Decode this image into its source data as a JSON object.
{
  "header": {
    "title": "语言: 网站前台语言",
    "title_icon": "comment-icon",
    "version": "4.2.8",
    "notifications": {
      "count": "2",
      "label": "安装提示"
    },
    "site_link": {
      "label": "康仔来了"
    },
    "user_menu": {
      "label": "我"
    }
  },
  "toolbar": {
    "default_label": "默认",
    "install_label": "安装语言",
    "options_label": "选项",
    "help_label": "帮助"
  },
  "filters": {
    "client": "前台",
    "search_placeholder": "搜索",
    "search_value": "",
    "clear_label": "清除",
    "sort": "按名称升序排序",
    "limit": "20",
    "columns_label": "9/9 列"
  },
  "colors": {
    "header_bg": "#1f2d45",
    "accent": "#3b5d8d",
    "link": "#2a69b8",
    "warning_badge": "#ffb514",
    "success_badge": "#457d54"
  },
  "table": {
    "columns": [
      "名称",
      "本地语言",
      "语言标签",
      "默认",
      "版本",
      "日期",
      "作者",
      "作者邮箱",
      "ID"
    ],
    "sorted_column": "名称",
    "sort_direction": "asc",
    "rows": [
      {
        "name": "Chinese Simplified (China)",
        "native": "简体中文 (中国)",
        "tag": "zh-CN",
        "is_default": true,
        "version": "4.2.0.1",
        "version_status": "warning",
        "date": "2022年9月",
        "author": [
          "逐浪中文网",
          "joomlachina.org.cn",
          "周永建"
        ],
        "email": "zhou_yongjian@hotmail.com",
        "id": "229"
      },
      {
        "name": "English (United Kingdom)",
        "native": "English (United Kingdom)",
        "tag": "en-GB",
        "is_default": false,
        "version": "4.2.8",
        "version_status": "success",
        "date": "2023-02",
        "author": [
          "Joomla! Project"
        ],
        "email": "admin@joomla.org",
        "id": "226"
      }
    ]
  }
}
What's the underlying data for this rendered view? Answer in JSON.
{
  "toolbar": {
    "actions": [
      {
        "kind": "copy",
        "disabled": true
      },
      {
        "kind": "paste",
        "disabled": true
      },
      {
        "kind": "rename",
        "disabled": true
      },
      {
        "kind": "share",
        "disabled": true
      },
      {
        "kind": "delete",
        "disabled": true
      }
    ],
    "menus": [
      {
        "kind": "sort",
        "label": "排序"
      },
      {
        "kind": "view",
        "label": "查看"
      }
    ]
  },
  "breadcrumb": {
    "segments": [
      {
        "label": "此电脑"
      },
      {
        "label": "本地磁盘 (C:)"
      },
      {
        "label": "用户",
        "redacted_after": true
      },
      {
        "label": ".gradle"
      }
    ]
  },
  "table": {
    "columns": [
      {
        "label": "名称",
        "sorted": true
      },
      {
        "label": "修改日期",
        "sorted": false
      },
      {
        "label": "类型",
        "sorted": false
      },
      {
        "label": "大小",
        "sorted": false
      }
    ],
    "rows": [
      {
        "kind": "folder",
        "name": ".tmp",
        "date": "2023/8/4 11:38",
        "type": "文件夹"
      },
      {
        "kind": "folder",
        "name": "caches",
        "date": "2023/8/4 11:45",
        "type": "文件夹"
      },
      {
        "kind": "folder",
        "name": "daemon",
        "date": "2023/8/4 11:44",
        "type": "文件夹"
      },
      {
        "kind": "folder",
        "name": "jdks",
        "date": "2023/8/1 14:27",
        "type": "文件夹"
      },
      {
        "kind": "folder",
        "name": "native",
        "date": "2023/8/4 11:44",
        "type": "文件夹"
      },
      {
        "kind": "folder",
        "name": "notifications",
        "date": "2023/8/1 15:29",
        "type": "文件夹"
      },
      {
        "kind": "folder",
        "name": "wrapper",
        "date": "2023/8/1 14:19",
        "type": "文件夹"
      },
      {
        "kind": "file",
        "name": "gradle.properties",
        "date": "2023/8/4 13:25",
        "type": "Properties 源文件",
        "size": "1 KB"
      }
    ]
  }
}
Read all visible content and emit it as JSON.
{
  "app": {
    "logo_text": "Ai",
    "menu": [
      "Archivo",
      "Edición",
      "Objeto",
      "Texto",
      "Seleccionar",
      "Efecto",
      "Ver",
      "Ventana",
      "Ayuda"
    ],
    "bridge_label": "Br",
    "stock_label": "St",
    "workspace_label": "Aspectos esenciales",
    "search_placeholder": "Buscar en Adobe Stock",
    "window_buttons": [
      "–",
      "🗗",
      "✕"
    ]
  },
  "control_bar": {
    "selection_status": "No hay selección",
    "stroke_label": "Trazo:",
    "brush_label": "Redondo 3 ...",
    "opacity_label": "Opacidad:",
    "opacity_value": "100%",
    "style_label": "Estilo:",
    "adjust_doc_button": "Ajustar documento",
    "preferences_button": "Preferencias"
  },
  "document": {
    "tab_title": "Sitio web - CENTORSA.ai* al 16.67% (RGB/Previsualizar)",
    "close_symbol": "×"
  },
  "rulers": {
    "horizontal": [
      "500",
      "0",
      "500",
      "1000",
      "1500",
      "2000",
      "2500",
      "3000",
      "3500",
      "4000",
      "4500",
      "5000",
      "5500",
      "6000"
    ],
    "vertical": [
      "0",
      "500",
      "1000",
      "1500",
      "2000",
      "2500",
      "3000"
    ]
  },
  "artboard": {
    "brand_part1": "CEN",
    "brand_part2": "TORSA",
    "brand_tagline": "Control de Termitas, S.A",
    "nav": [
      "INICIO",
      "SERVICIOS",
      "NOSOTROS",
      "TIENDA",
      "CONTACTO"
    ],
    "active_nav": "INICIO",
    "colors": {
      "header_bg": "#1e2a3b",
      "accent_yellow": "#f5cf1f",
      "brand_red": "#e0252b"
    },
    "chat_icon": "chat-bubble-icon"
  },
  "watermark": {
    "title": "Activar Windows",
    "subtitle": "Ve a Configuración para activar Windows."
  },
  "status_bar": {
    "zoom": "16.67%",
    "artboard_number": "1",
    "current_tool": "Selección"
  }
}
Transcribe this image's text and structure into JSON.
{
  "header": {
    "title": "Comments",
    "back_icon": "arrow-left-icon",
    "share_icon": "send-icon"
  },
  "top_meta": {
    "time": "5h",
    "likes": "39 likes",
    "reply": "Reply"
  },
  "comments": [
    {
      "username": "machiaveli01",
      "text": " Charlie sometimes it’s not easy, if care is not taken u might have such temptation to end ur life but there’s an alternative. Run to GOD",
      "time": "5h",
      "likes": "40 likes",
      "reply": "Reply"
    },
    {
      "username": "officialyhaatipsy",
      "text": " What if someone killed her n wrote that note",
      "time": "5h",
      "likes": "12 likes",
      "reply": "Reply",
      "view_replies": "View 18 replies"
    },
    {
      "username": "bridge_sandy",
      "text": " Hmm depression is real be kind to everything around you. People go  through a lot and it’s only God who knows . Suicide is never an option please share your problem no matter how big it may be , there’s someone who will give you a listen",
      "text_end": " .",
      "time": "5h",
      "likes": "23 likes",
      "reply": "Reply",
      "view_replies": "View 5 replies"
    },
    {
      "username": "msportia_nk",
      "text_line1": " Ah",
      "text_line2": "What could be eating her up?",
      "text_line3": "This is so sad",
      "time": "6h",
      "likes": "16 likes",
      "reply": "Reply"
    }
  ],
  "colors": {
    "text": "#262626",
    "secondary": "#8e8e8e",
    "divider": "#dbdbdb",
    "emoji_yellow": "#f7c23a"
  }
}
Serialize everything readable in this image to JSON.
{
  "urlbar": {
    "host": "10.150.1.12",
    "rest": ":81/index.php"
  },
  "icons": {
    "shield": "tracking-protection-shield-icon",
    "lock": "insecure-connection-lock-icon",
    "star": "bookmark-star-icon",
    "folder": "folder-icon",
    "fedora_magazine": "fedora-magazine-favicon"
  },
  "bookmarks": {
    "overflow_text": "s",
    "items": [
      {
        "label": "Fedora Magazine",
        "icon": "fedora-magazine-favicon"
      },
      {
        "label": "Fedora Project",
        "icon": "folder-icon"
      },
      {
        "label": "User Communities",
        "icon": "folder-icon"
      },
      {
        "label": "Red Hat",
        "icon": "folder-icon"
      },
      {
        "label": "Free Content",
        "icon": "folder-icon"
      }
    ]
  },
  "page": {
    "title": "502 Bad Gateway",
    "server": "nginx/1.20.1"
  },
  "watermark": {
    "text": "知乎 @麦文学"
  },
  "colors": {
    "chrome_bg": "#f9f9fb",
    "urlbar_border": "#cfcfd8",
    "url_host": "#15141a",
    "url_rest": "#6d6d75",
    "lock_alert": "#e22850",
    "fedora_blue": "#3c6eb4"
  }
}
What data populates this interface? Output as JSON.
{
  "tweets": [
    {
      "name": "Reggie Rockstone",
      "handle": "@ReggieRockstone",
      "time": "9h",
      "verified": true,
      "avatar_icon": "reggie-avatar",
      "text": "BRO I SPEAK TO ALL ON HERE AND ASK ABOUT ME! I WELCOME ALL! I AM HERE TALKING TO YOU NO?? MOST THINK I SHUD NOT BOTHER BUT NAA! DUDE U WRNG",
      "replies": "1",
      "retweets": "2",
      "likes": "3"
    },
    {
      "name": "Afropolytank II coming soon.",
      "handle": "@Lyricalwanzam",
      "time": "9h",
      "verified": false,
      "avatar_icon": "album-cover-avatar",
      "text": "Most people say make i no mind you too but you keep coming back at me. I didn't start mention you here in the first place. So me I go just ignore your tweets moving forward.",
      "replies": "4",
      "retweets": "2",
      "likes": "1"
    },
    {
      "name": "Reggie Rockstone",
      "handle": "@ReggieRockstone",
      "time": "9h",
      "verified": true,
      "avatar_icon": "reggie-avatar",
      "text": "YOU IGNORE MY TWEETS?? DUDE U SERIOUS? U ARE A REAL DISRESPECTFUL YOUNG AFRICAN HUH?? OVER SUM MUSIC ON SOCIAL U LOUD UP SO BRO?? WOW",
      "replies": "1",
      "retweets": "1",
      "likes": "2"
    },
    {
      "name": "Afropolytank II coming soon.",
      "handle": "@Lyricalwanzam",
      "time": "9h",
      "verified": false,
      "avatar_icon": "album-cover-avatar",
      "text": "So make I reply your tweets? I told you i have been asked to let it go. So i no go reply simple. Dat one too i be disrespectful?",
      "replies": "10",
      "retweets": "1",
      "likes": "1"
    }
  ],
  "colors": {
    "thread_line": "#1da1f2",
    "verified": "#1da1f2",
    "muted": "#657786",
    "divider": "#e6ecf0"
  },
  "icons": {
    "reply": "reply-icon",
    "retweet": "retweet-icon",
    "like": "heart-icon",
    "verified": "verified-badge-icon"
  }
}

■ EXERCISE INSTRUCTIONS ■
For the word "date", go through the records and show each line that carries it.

■ YOUR SOLUTION ■
        "date": "2022年9月",
        "date": "2023-02",
        "date": "2023/8/4 11:38",
        "date": "2023/8/4 11:45",
        "date": "2023/8/4 11:44",
        "date": "2023/8/1 14:27",
        "date": "2023/8/4 11:44",
        "date": "2023/8/1 15:29",
        "date": "2023/8/1 14:19",
        "date": "2023/8/4 13:25",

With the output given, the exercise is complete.